This project has three work packages: 

Work Package 1: Construction of published and publicly available, domain-specific, very large synthetic data sets, for the purposes of signal and sensor needs analyses.

Work Package 2: Use and development of available or emergent ground-/water-based observation systems to provide hyperspectral and geophysical validation data across the three domains.

Work Package 3: Hyperspectral signal value analysis: identification and development of optimal methodologies for the exploitation of hyperspectral satellite data.

Vulnerability of Giant Kelp Populations to Climate Change

Tom Bell/Woods Hole Oceanographic Institute 

Part 1: Validation of Landsat observations of kelp canopy area and species

This project will use the higher resolution imagery primarily from AVIRIS-NG and PRISM as validation data for their existing Landsat time series of kelp forests around the world. They also propose to contract local drone pilots in provide drone imagery to validate kelp canopy area in both Landsat imagery and imagery collected as part of the BioSCape campaign.In addition to kelp canopy area, we will also use the high-resolution drone imagery to determine kelp species. Additionally, they will measure the reflectance of both individual kelp blades and in situ kelp canopies of both species using a field spectrometer.

Objective 1: Produce very high-resolution maps of the kelp target sites using drone-based aerial imagery capable of visually discriminating between kelp species. Collect spectral reflectance data of both species at both the blade and canopy scales.

Hypothesis 1: Differences in spectral reflectance will allow for the discrimination between giant kelp and Ecklonia maxima canopies in hyperspectral imagery.

Objective 2: Use the very high-resolution drone imagery and BioSCapes imagery to validate Landsat observations of kelp canopy area and kelp species.

Part 2: Drivers of variation in kelp canopy dynamics and physiological condition

The BioSCape campaign will cover a large area where this project will be able to examine the physiological condition of kelp canopies across over two degrees of latitude. This region also presents a strong gradient in sea water temperature, which is closely related to seawater nutrient concentration in upwelling systems. This project will assess whether the same spectral algorithm developed by the team can be used to estimate nitrogen content in giant kelp from South Africa. If not, they will develop a new spectral algorithm to map the nitrogen content of kelp canopies across the BioSCape domain using imagery from AVIRIS-NG (and/or PRISM). They will use these spatial maps to examine how kelp physiology is affected by seawater nutrients and temperature and compare historical changes in seawater nutrients across space to assess if nutrients drive kelp canopy dynamics and potential shifts in kelp abundance over the past decade (as measured by Landsat).

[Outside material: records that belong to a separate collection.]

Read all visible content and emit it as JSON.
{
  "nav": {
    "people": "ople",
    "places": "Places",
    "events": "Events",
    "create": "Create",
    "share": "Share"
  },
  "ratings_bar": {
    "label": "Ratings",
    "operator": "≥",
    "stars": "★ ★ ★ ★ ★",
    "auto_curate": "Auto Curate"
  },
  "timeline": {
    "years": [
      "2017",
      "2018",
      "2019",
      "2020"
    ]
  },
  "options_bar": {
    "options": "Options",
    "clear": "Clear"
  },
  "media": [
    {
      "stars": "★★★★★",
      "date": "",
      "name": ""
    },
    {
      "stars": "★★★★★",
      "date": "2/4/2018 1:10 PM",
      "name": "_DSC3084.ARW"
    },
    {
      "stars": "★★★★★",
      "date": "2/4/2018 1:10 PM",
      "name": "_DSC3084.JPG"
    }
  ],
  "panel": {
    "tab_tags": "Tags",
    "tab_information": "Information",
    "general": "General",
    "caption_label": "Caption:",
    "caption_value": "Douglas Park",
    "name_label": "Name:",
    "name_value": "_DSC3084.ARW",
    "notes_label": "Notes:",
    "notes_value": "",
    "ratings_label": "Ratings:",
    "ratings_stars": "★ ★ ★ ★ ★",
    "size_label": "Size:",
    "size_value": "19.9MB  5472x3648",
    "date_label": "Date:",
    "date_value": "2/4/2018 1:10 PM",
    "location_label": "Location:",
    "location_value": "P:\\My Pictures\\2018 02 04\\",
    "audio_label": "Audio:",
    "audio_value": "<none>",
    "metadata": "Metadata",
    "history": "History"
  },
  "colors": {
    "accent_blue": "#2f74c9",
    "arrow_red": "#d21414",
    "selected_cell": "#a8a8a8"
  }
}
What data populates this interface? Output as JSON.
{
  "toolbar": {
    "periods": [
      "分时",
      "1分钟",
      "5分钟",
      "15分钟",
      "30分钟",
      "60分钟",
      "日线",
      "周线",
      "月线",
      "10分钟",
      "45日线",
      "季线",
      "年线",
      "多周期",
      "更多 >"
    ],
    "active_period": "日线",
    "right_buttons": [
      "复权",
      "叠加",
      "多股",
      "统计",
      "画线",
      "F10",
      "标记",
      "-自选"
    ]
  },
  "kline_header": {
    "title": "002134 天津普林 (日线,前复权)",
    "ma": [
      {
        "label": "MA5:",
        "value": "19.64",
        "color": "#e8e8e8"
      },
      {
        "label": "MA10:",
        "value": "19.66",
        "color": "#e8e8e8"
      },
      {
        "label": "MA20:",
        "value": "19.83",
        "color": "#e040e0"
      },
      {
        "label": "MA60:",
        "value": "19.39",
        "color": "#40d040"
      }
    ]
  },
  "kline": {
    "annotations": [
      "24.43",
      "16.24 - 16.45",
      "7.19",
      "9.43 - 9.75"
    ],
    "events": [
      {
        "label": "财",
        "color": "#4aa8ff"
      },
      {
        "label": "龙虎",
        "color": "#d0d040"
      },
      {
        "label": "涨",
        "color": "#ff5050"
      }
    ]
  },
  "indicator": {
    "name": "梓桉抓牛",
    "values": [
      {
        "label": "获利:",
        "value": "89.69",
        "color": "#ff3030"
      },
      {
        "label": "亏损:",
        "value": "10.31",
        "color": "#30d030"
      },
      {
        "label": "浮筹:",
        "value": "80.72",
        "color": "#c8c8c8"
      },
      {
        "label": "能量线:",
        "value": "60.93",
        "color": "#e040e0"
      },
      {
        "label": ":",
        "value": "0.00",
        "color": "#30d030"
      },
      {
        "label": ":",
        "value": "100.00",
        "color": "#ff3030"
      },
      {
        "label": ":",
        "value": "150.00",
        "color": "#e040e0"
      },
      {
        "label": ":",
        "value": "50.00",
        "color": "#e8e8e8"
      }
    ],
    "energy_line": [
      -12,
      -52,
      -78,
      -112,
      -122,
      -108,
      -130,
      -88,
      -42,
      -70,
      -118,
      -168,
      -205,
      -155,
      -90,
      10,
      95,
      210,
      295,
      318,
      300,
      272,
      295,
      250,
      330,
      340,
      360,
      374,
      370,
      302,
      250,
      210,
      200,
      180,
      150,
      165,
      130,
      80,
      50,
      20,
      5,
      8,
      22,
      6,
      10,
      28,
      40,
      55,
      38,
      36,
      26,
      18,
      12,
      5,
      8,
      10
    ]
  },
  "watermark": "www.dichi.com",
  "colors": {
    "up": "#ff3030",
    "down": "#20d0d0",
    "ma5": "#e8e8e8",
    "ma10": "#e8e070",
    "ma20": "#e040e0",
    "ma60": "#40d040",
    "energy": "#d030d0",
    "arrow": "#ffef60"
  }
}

Objective 3: Assess whether the kelp nitrogen content spectral algorithm created using California giant kelp populations can be used in South African giant kelp populations. If not, develop a novel spectral algorithm to estimate kelp canopy nitrogen content from AVIRIS-NG hyperspectral imagery.

Hypothesis 2: Spatial patterns in kelp canopy nitrogen content is closely associated with seawater nitrate concentration.

Hypothesis 3: Kelp canopy in areas with higher seawater nitrate concentrations have been more persistent over decadal timescales.

Leveraging an airborne campaign in the Cape Floristic Region to understand the interactions between surface mineralogy and vegetation diversity.

Kerry Cawse-Nicholson/NASA JPL at California Institute of Technology

This project hypothesizes that geodiversity is a driver of vegetation diversity.

This project has three objectives:

Objective 1) Produce mineral maps over the BioSCape region of interest; 

Objective 2) Compare geodiversity (including these derived mineral maps and EMIT standard mineral mapping products) to BioSCape biodiversity data; 

Objective 3) Quantify spatial correlations between vegetation and surface mineralogy in regions impacted by human encroachment.